This was once the hub of an empire spanning a quarter of the world, remember, and while there’s a very real sense of faded glories, there are still few places that can touch it for its combination of historic, economic and cultural influence. The never less than forthright Dr Watson described it as “that great cesspool into which all the loungers and idlers of the Empire are irresistibly drained.” (I’ve always liked to think of Piccadilly circus as the plughole. Circus, of course, having nothing to do with clowns and jugglers but coming from the Latin for ‘circle’. Though since the works in the 80s it’s not even that any more).

It’s a glorious mixture of the sacred and the profane. The high and the low. Not least in the manner in which these Olympics were awarded and the trauma that immediately followed. It’s been seven years since then, and it feels like I should be there for the summation of this particular section of my friend's journey. Like I was there when she met the love of her life, but I can’t make it to the wedding.

Still, she’s putting on the reception with some style, eh?

*Width, height, depth, time, sweaty grunting.


  1. Have enjoyed the games so far, and London has been a classy host.

    I don't get too excited about athletes from my country. Saw Michael Phelps regularly at the Bellagio earlier this year and remember thinking as I stood next to him waiting to squeeze my way back to the poker table 'Here's one of the greatest olympians of all time. Meh.'
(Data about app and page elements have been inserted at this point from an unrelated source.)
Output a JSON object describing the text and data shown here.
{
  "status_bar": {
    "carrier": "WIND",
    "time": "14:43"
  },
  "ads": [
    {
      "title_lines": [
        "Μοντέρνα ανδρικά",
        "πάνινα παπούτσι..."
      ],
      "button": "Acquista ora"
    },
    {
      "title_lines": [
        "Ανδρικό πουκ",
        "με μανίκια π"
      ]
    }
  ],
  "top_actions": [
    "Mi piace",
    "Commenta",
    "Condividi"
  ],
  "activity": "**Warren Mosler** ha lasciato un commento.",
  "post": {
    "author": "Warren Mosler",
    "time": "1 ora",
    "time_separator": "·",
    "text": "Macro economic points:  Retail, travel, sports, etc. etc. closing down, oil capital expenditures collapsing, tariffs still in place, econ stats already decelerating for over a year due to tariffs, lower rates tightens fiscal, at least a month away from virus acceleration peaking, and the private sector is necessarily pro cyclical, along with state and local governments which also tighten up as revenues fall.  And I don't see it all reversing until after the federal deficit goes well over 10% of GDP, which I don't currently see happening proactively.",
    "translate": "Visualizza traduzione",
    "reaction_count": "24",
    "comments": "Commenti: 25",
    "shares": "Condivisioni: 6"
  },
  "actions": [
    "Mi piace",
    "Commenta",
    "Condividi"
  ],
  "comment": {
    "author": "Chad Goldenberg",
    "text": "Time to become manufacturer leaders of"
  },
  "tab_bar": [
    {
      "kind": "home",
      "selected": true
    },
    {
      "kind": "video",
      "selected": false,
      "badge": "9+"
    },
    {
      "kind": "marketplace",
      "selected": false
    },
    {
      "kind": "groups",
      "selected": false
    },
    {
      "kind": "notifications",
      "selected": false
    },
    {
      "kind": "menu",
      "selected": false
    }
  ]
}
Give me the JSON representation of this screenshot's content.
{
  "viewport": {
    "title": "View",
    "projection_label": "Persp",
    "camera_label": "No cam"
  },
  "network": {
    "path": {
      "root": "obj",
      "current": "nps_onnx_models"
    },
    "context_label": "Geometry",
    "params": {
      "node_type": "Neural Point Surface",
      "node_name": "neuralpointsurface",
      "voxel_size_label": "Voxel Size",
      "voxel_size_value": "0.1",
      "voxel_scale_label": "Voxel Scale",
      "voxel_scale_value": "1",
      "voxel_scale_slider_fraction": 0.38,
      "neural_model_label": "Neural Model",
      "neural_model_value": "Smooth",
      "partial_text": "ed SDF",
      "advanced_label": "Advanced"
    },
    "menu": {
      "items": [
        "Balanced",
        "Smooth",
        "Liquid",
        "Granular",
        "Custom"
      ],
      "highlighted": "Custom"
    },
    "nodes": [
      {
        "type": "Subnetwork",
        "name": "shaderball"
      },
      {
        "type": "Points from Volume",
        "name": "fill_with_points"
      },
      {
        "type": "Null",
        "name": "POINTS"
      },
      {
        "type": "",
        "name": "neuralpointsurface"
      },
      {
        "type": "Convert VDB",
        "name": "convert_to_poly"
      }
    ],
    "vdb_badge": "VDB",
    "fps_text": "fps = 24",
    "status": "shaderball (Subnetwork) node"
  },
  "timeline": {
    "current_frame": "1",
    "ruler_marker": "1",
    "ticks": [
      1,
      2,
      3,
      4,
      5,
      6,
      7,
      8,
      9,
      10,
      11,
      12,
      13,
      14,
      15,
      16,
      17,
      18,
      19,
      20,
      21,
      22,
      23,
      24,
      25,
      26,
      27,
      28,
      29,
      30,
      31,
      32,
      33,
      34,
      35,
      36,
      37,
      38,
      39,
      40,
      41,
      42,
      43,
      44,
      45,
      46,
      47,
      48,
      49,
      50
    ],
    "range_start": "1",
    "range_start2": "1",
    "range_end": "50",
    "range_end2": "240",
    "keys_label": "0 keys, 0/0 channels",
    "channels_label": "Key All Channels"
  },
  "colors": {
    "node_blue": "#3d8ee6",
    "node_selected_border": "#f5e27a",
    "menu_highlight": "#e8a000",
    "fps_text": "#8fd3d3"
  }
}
    Was glad to see Uchimura kick ass for the gold, but the announcers going on about how beautiful Japanese gymnastics is really gave me the shits...

    1. I used to watch Sumo in Hawaii via cable T.V. cuz the Hawaiians were doing damage and the last matches between Taka and Akebono sound like the ...every other event from variety show obstacle courses to ping pong matches to epic sumo battles.

      I had to turn of the T.V. cuz the fucking announcer was screaming like ping pong points were walk off homeruns in game 7's......fucking amazing.

      Glad I didn't realize this backin the Sumo days.

    2. Billy - I've met a few pro athletes and they're a lot like any other profession; some are very grounded and some are dicks.

      I think, especially for the bigger sports, it's easy for punters to forget that for many pros it's just a job. Which kind of punctures the magic a bit, I know. Errm...

      Five golds for Team GB yesterday! Woohoo!

    3. Chris - The best way to deal with shitty TV commentary for live events used to be to turn down the TV and listen to the radio. But now (in the UK at least) even the radio commentators spout nothing but incoherent, bombastic horseshit.

      Apparently some digital services offer a 'crowd noise only' option, which really appeals, I have to say. And even then it'd be hard to get too excited about the ping pong.

  2. During the last Olympics, my son's stupid friend Ben bet that he'd make the Taekwondo team for the Olympics after this one. Note: stupid Ben has never even done Taekwondo, ever! He just thought it'd be easy to make the Australian team. My son stands to win about $500. It's true, dudes always think they have a shot at it.

    1. Consider yourself lucky he only has one stupid friend. That said, there's always stories like this, which makes me regret the passing of time even more...

  3. Ummm, woman here who has had fantasies about being an Olympic athlete, and I have never, ever, been good at sport. Does this mean I am in touch with my masculine side... hmm.

    I think London gets bonus points for the monarch pretending to jump out of a helicopter. Can't imagine the Emperor being involved in something like that in Tokyo. Nice touch.

    1. Heh. It's not an exclusive male fantasy, to be sure, but I do think it's more universal in guys than women. Still, being in touch with all your sides can only be a good thing, eh?

      I doubt many brits could have imagined Liz bombing out of a chopper either. Makes you wonder what Japan'd do if they did get 2020. Hell, then I might finally be in the same country, for once.

      Thanks for stopping by and commenting.